It can be quite overwhelming to pick a main dish (or two), but you can never go wrong with the bestsellers. If you want a hearty soup dish to warm you up in the cool Tagaytay weather, have a generous serving of Vinzons (P368), a tamarind-based sinigang with meaty shortribs and cubes of watermelon. This version of Dekada hits the right tangy notes without being overly sour.

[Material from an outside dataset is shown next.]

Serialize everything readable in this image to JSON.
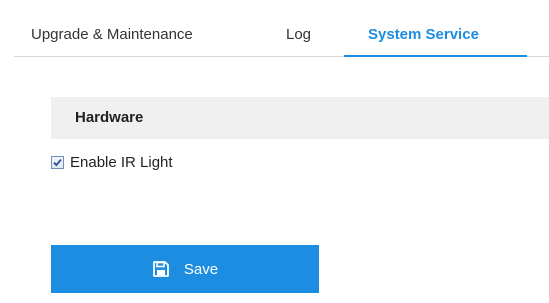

There’s also Gomburza (P458), or ox tail and tripe kare-kare. It’s made with real crushed peanuts, which you can immediately savor in a spoonful. The Magdalo Magdiwang (P368) features a generous helping of creamy and buttery lengua con setas (beef tongue with mushroom). This is served with thin-cut potato fries, which perfectly complements the melt-in-your-mouth lengua. Of course, an authentic Pinoy meal is not complete without rice, and you might want to go for the chef-recommended Benedictino (P398), or aligue rice with one whole crab sitting on top of it. Although mixed with crab fat, the rice is surprisingly not oily, so you won’t feel guilty if you want a second helping.
Wash down all those savory flavors with freshly made juices and shakes (from P128 to P168). Antonio recommends their Ube Shake (P168) and Mango Sago (P108)—both are creamy refreshments with tiny tapioca pearls for that Pinoy touch. If you have to make room for dessert, save it for the Taho At Kesong Puti Cheesecake (P238). Since it’s made of kesong puti, it’s not as tart as the typical cheesecake. Topped with a heaping serving of sago, this sweet treat tastes just like our beloved street-side taho!
For pasalubong, you can never go wrong with buko pie, Tagaytay’s staple souvenir. Dekada has its own version, of course: the Buko Crumble Pie (P262) filled with slivers of soft coconut flesh in warm crust that’s baked freshly daily. Get this and other delectable pies like Ube Macapuno and Mango from the Pasalubong section.
So the next time you crave Pinoy food and you’re headed south of the Metro, you might fancy “dining” with our national heroes. Wouldn't that make for a good (hi)story?
Photos by Vincent Coscolluela